Four years ago, Scott Goemmel was snorkeling with his wife when he looked down and saw scuba divers enjoying deeper waters some 30 feet below. Surfacing, Goemmel turned to his wife and said, “What are we doing up here? We need to be down there with those guys.”
A pair of scuba certifications soon followed.
Goemmel’s desire to go further and dive deeper parallels his business career. A year earlier, Goemmel had taken a dive into managed services, turning PMV Technologies, Troy, Mich., into an early pioneer of a business model that has emerged over the past year as perhaps the single most important trend in the channel.
Those that haven’t made the jump are considering it. Many others are testing the waters. And still others, such as PMV, are beginning to reap the benefits of early investments. Today, PMV derives about 85 percent of its nearly $10 million in annual revenue from services—and three-quarters of that is recurring revenue from managed services contracts. The company says its MSP revenue mushroomed by more than 300 percent last year.
Goemmel now also is playing a leadership role in helping other solution providers make the transition. In September, Ingram Micro appointed Goemmel president of the distributor’s 400-member VentureTech Network.

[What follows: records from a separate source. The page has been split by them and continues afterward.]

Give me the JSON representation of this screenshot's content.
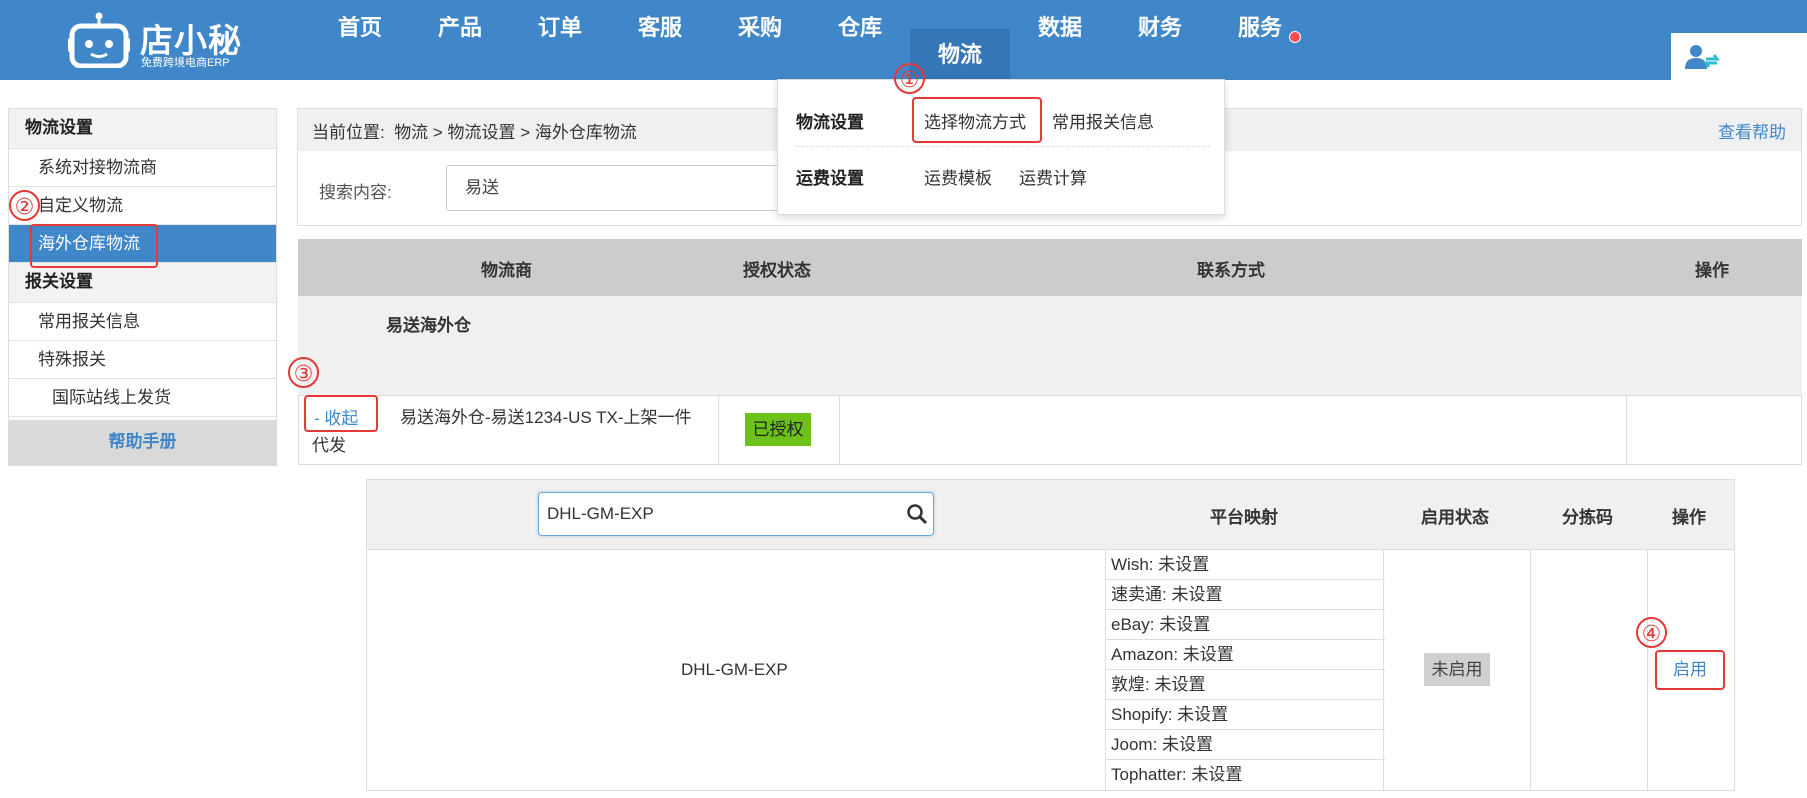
{
  "brand": {
    "name": "店小秘",
    "tagline": "免费跨境电商ERP"
  },
  "nav": [
    "首页",
    "产品",
    "订单",
    "客服",
    "采购",
    "仓库",
    "物流",
    "数据",
    "财务",
    "服务"
  ],
  "nav_active": "物流",
  "sidebar": {
    "section1": "物流设置",
    "items1": [
      "系统对接物流商",
      "自定义物流",
      "海外仓库物流"
    ],
    "section2": "报关设置",
    "items2": [
      "常用报关信息",
      "特殊报关"
    ],
    "sub_item": "国际站线上发货",
    "help": "帮助手册"
  },
  "breadcrumb": {
    "prefix": "当前位置:",
    "path": "物流 > 物流设置 > 海外仓库物流",
    "help": "查看帮助"
  },
  "search": {
    "label": "搜索内容:",
    "value": "易送"
  },
  "dropdown": {
    "group1": "物流设置",
    "g1_links": [
      "选择物流方式",
      "常用报关信息"
    ],
    "group2": "运费设置",
    "g2_links": [
      "运费模板",
      "运费计算"
    ]
  },
  "table": {
    "headers": [
      "物流商",
      "授权状态",
      "联系方式",
      "操作"
    ],
    "provider": "易送海外仓",
    "collapse": "- 收起",
    "detail_line1": "易送海外仓-易送1234-US TX-上架一件",
    "detail_line2": "代发",
    "auth_status": "已授权"
  },
  "subtable": {
    "search_value": "DHL-GM-EXP",
    "headers": [
      "平台映射",
      "启用状态",
      "分拣码",
      "操作"
    ],
    "shipping_method": "DHL-GM-EXP",
    "mappings": [
      "Wish: 未设置",
      "速卖通: 未设置",
      "eBay: 未设置",
      "Amazon: 未设置",
      "敦煌: 未设置",
      "Shopify: 未设置",
      "Joom: 未设置",
      "Tophatter: 未设置"
    ],
    "status": "未启用",
    "action": "启用"
  },
  "annotations": [
    "①",
    "②",
    "③",
    "④"
  ],
  "colors": {
    "primary": "#3f87c9",
    "annotation_red": "#e53935",
    "authorized_green": "#6cc21b"
  }
}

His mandate: Spread the managed services message.
“He has a big-time services show and can help migrate [VentureTech Network members] to more of a services- and solutions-oriented model,” says Justin Crotty, vice president of North American channel marketing at Ingram Micro, Santa Ana, Calif. “I want services to be a critical part of what we do, and Scott is a great sounding board for that.”
A voracious reader of personal development books, Goemmel credits his success in managed services to a risk-taking entrepreneurial spirit. “To be an entrepreneur is to be able to accept and manage risk, and you accept a great deal of risk when you begin managing a customer’s network,” he says.
Another key factor in launching a successful MSP is understanding both IT and financial accounting processes. Goemmel, who started out as an accountant with Deloitte and Touche, understood the value of financial processes. His education in IT processes came in the late 1990s at global plastics company M.A. Hanna Co., where he helped manage a massive technology rollout. “I understood process, I understood customers, and then there was IT. It all came together,” he says.
Five years ago, Goemmel hitched up with business partner Sam Rozenberg and began building PMV. At first, they saw managed services as a clever way to more closely monitor their customers’ needs and sell them more products. But as time passed and hardware margins shrank, managed services moved to the forefront. Today, one-quarter of PMV’s 40 or so employees work in the MSP portion of the business.
Goemmel says the midmarket is the hot ticket for MSPs right now. But as his snorkeling excursion indicates, Goemmel doesn’t like to put limits on his business. He also counts two of the country’s top 10 banks among his managed services clients.